What unites all types of evil, which are created in the different worlds of national and social interest groups, is that the “decent citizens” of all the worlds always require a semblance of self-evidence, normality, ideologies, ethos, the legitimization of a majority of some kind, laws of nature and man-made laws, and above all a sense of morality and mission to validate the evil. To that end, the “decent folk” create an abundance of “normative morality” that suits their egoistic group needs, but whose connection to morality that is measured by criteria of universal applicability, according to Kant, and of the existence of a “common world,” according to Arendt, is scant if not nonexistent. This tangled web of maintenance of evil and the ramified modes of the individual’s thoughtless collaboration with social and national evil, are recruited to normalize evil and create an arena of the banality of evil in the life of individuals, groups and nations.
This is the reason, according to Arendt, that the battle against evil must be waged in the recesses of the individual’s morality and of thought, which by definition constantly challenges and questions consensual world orders. It’s a personal struggle of each person against social and historical fixations, patterns and legacies – what Arendt calls “the burden of mankind” that rests on man’s shoulders. The same mankind, which, along with humanism, also cultivated and justified for generations a history of evil in all its forms – imperialism, colonialism, racism and group, national and private egoism – always aimed at excluding and trampling the other.
The question that Illouz puts forward as a major issue supposedly ignored by Arendt – “What must happen in a society for a large group of people and its representatives to transform violence into a form of moral behavior?” – is also phrased problematically. It’s not my impression that Illouz is a pacifist who is trying to sweep under the rug the complex question of social and political violence.

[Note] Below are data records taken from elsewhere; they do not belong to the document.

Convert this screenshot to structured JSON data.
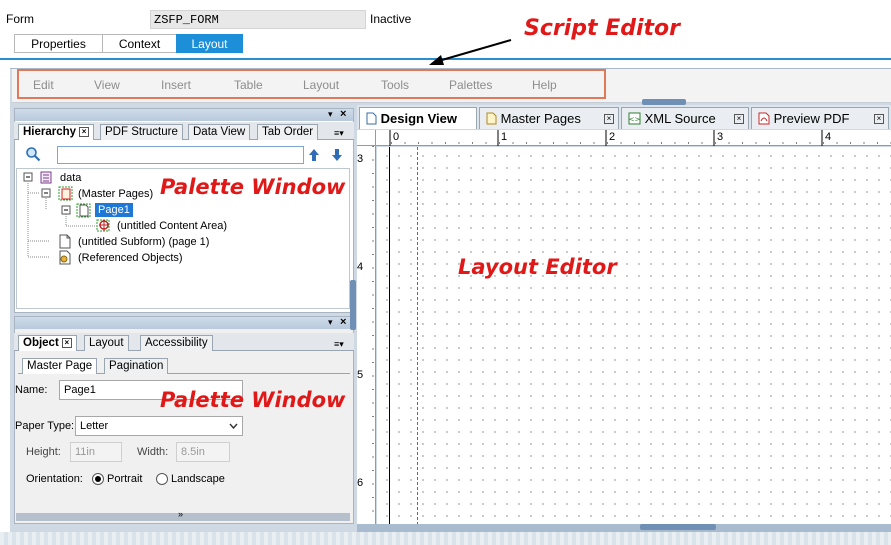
{
  "header": {
    "form_label": "Form",
    "form_name": "ZSFP_FORM",
    "status": "Inactive",
    "tabs": [
      {
        "label": "Properties",
        "active": false
      },
      {
        "label": "Context",
        "active": false
      },
      {
        "label": "Layout",
        "active": true
      }
    ]
  },
  "annotations": {
    "script_editor": "Script Editor",
    "palette_window_top": "Palette Window",
    "palette_window_bottom": "Palette Window",
    "layout_editor": "Layout Editor",
    "color": "#e01818"
  },
  "menubar": {
    "items": [
      "Edit",
      "View",
      "Insert",
      "Table",
      "Layout",
      "Tools",
      "Palettes",
      "Help"
    ]
  },
  "hierarchy_palette": {
    "tabs": [
      {
        "label": "Hierarchy",
        "active": true
      },
      {
        "label": "PDF Structure",
        "active": false
      },
      {
        "label": "Data View",
        "active": false
      },
      {
        "label": "Tab Order",
        "active": false
      }
    ],
    "tree": [
      {
        "label": "data",
        "icon": "data-icon"
      },
      {
        "label": "(Master Pages)",
        "icon": "master-pages-icon"
      },
      {
        "label": "Page1",
        "icon": "page-icon",
        "selected": true
      },
      {
        "label": "(untitled Content Area)",
        "icon": "content-area-icon"
      },
      {
        "label": "(untitled Subform) (page 1)",
        "icon": "subform-icon"
      },
      {
        "label": "(Referenced Objects)",
        "icon": "referenced-objects-icon"
      }
    ]
  },
  "object_palette": {
    "tabs": [
      {
        "label": "Object",
        "active": true
      },
      {
        "label": "Layout",
        "active": false
      },
      {
        "label": "Accessibility",
        "active": false
      }
    ],
    "subtabs": [
      {
        "label": "Master Page",
        "active": true
      },
      {
        "label": "Pagination",
        "active": false
      }
    ],
    "name_label": "Name:",
    "name_value": "Page1",
    "paper_type_label": "Paper Type:",
    "paper_type_value": "Letter",
    "height_label": "Height:",
    "height_value": "11in",
    "width_label": "Width:",
    "width_value": "8.5in",
    "orientation_label": "Orientation:",
    "orientation_options": [
      {
        "label": "Portrait",
        "checked": true
      },
      {
        "label": "Landscape",
        "checked": false
      }
    ]
  },
  "document_tabs": [
    {
      "label": "Design View",
      "active": true,
      "icon": "page-icon"
    },
    {
      "label": "Master Pages",
      "active": false,
      "icon": "master-page-icon"
    },
    {
      "label": "XML Source",
      "active": false,
      "icon": "xml-icon"
    },
    {
      "label": "Preview PDF",
      "active": false,
      "icon": "pdf-icon"
    }
  ],
  "rulers": {
    "horizontal": [
      "0",
      "1",
      "2",
      "3",
      "4"
    ],
    "vertical": [
      "3",
      "4",
      "5",
      "6"
    ]
  }
}
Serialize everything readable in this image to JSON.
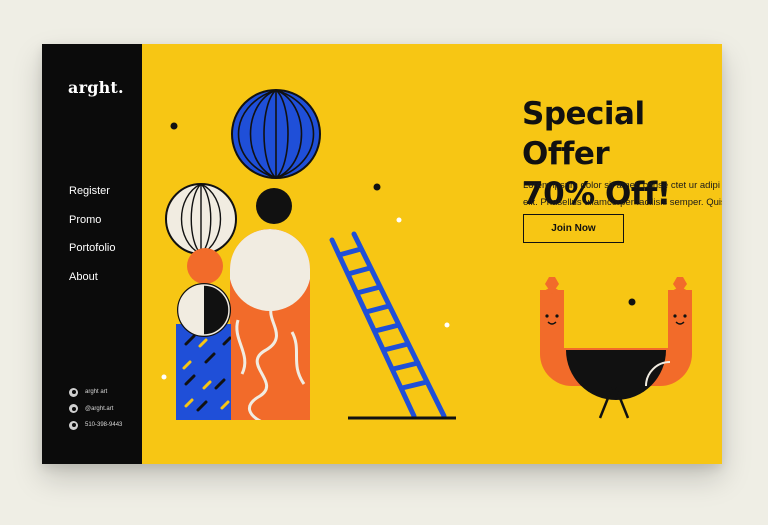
{
  "brand": {
    "logo": "arght."
  },
  "nav": {
    "items": [
      "Register",
      "Promo",
      "Portofolio",
      "About"
    ]
  },
  "hero": {
    "headline_line1": "Special Offer",
    "headline_line2": "70% Off!",
    "body_line1": "Lorem ipsum dolor sit amet, conse ctet ur adipi scing",
    "body_line2": "elit. Phasellus ullamcorper facilisis semper. Quisque",
    "cta": "Join Now"
  },
  "social": [
    {
      "icon": "facebook-icon",
      "label": "arght art"
    },
    {
      "icon": "instagram-icon",
      "label": "@arght.art"
    },
    {
      "icon": "whatsapp-icon",
      "label": "510-398-9443"
    }
  ],
  "colors": {
    "background": "#f7c614",
    "sidebar": "#0b0b0b",
    "accent_orange": "#f26b2a",
    "accent_blue": "#1f4fd8",
    "cream": "#f1ece1",
    "ink": "#111111"
  }
}
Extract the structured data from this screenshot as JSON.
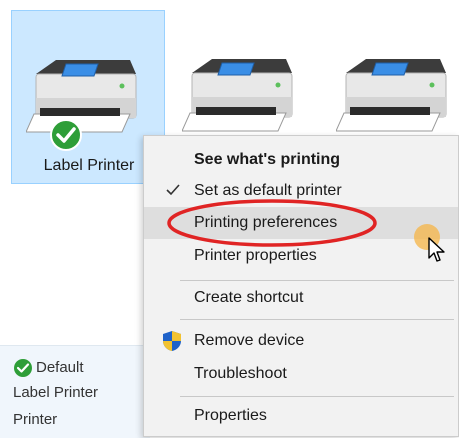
{
  "printers": [
    {
      "label": "Label Printer",
      "selected": true,
      "default": true
    },
    {
      "label": "",
      "selected": false,
      "default": false
    },
    {
      "label": "",
      "selected": false,
      "default": false
    }
  ],
  "icons": {
    "printer": "printer-icon",
    "default_check": "check-circle-icon",
    "menu_check": "checkmark-icon",
    "shield": "uac-shield-icon",
    "cursor": "mouse-pointer-icon"
  },
  "colors": {
    "selection_bg": "#cce8ff",
    "selection_border": "#99d1ff",
    "check_green": "#2e9e38",
    "annotation_red": "#e02424",
    "cursor_highlight": "#f5b446",
    "menu_bg": "#f2f2f2",
    "menu_hover": "#dedede"
  },
  "context_menu": {
    "items": [
      {
        "label": "See what's printing",
        "bold": true
      },
      {
        "label": "Set as default printer",
        "checked": true
      },
      {
        "label": "Printing preferences",
        "highlighted": true,
        "annotated": true
      },
      {
        "label": "Printer properties"
      },
      {
        "label": "Create shortcut"
      },
      {
        "label": "Remove device",
        "shield": true
      },
      {
        "label": "Troubleshoot"
      },
      {
        "label": "Properties"
      }
    ]
  },
  "details": {
    "status": "Default",
    "name": "Label Printer",
    "category": "Printer"
  }
}
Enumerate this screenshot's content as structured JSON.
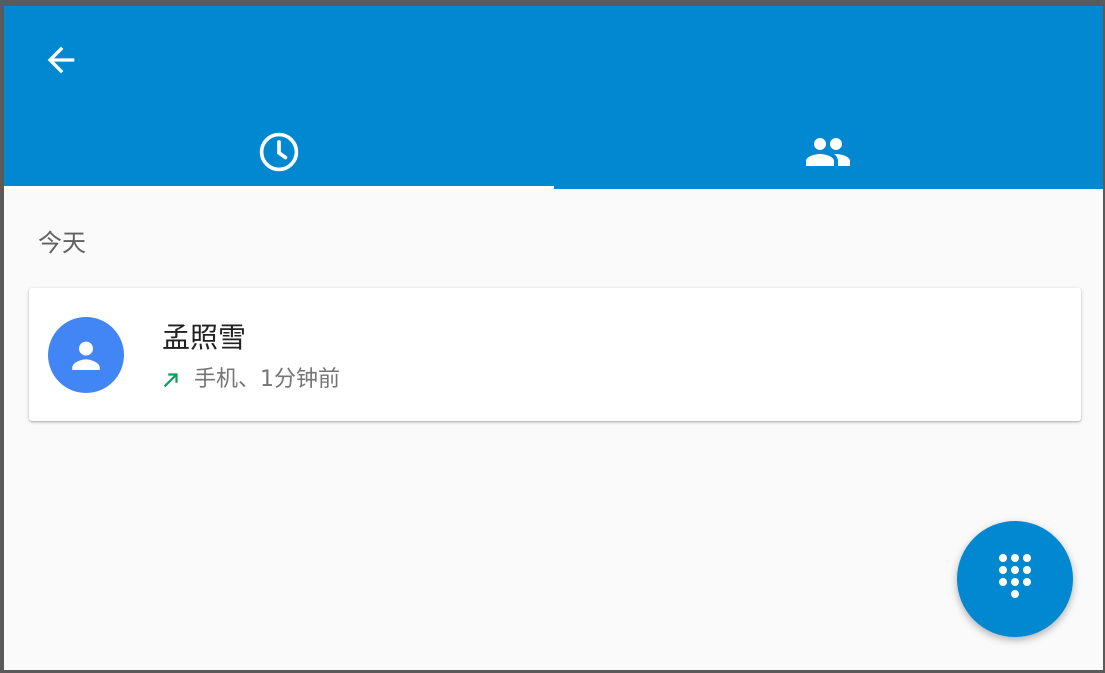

The question should be – and this is the question that Arendt posed in all its acuity – “What needs to happen in a society for some majority to transform evil into morality?” That is the question that spawned Arendt’s insight about the banality of evil – a concept that, if we read Arendt closely, encapsulates the totality of evil’s strategies to penetrate into the world and present itself as acceptable, logical, as the voice of the majority, as a mission.